(Data extract Opens)

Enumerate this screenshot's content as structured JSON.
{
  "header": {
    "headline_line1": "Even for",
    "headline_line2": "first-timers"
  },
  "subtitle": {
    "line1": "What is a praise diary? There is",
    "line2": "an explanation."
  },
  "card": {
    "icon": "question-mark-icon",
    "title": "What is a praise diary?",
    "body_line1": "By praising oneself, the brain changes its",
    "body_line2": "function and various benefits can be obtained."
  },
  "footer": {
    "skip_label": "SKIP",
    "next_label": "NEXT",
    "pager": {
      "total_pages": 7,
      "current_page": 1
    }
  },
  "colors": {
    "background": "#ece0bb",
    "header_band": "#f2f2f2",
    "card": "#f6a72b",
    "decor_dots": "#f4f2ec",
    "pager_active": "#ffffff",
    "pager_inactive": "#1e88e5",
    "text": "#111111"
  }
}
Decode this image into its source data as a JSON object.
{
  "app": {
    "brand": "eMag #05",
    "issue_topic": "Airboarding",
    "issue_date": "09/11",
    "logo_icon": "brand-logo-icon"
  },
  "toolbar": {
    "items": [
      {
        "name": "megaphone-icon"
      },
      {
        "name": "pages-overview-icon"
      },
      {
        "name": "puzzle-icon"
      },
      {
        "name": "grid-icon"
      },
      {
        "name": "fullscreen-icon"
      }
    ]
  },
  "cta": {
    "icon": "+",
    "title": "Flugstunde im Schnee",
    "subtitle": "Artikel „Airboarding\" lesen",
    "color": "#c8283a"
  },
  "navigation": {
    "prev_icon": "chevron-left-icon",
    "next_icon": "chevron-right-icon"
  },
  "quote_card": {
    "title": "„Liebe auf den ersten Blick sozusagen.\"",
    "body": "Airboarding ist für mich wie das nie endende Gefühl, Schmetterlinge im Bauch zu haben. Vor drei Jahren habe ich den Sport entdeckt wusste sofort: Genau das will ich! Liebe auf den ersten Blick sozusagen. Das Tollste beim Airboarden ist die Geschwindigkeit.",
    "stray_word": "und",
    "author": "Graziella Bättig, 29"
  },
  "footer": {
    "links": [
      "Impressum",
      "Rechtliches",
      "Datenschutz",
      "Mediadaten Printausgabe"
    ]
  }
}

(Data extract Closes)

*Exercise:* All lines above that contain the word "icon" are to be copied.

*Written response:*
    "icon": "question-mark-icon",
    "logo_icon": "brand-logo-icon"
        "name": "megaphone-icon"
        "name": "pages-overview-icon"
        "name": "puzzle-icon"
        "name": "grid-icon"
        "name": "fullscreen-icon"
    "icon": "+",
    "prev_icon": "chevron-left-icon",
    "next_icon": "chevron-right-icon"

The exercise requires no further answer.